### Given records:
§ §

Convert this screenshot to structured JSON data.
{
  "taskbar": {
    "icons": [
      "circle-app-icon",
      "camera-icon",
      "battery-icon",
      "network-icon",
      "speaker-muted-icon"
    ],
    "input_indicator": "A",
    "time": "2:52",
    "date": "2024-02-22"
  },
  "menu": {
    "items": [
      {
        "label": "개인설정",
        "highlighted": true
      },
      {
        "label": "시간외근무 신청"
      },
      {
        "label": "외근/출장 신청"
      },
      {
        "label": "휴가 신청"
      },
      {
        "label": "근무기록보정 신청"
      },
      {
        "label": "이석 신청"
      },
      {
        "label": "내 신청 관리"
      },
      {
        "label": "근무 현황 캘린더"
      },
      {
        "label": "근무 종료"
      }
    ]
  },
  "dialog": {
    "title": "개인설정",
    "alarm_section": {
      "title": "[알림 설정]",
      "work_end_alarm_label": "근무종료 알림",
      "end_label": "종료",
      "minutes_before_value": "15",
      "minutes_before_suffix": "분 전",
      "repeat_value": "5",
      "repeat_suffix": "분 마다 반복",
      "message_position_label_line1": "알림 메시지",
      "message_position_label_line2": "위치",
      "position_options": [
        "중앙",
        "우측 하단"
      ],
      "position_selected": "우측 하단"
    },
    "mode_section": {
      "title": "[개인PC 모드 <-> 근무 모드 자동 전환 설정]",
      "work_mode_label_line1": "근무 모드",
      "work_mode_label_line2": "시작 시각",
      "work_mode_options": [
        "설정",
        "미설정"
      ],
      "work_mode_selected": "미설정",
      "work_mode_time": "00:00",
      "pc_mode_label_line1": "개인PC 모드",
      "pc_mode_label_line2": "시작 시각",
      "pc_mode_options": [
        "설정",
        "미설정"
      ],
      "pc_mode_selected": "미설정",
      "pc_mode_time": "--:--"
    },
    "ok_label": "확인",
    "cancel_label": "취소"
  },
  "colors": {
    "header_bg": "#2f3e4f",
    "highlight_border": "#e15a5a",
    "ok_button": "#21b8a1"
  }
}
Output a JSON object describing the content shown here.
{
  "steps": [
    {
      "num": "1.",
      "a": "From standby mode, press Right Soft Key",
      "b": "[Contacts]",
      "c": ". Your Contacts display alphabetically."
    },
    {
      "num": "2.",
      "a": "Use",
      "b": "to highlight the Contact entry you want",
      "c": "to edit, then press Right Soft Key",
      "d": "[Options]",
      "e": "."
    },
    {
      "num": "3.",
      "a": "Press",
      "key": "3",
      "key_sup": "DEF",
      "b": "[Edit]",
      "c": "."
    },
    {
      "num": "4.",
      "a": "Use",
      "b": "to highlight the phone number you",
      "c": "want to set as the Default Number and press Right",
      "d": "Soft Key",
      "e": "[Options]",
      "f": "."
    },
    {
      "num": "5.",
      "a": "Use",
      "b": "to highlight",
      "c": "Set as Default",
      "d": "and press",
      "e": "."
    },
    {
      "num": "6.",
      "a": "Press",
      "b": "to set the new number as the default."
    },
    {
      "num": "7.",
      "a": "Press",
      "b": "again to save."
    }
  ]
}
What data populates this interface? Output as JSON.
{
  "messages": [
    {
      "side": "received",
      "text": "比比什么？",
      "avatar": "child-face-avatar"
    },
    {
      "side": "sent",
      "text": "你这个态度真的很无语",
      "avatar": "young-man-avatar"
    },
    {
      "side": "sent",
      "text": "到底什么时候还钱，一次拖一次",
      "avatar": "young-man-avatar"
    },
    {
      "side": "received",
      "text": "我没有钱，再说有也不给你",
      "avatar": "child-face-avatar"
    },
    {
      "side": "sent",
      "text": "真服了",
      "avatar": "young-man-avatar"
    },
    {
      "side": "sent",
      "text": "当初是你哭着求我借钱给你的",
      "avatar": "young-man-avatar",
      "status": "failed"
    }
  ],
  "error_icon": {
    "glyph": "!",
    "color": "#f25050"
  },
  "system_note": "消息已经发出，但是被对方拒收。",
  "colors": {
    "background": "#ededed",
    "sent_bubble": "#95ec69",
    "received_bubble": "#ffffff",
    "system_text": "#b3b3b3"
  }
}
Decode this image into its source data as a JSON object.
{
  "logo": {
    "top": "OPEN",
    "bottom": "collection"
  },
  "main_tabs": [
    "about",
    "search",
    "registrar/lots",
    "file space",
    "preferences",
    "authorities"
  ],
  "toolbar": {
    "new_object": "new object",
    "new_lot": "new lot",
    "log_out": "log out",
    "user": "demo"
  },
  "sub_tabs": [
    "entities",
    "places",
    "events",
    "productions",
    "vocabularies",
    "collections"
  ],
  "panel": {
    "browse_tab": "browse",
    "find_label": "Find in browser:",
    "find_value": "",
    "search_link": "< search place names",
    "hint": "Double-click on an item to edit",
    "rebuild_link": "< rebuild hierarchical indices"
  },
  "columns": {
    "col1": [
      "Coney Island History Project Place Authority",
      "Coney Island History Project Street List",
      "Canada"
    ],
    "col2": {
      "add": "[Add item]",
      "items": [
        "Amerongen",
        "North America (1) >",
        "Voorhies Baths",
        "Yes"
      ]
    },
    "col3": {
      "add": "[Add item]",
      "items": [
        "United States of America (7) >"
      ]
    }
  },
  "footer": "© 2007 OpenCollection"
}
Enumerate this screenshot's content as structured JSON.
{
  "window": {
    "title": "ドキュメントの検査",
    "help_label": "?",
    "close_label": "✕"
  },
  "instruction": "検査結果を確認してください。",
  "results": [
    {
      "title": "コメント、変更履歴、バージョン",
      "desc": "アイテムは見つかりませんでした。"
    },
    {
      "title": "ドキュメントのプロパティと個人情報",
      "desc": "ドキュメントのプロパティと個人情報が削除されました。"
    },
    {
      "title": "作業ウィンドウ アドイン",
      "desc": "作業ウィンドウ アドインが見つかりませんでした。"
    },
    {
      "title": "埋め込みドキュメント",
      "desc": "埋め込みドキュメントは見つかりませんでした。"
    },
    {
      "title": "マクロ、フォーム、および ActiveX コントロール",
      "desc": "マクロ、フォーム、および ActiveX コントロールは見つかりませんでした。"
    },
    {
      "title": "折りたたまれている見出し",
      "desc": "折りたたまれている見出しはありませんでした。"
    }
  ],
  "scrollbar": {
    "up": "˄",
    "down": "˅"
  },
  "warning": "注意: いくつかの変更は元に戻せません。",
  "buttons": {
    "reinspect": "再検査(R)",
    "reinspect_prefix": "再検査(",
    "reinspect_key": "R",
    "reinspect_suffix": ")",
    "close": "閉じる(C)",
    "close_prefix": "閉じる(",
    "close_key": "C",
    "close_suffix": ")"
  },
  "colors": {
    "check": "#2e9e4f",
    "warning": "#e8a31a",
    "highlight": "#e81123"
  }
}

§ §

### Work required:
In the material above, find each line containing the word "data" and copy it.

### Response for this exercise:
Convert this screenshot to structured JSON data.
What data populates this interface? Output as JSON.
Decode this image into its source data as a JSON object.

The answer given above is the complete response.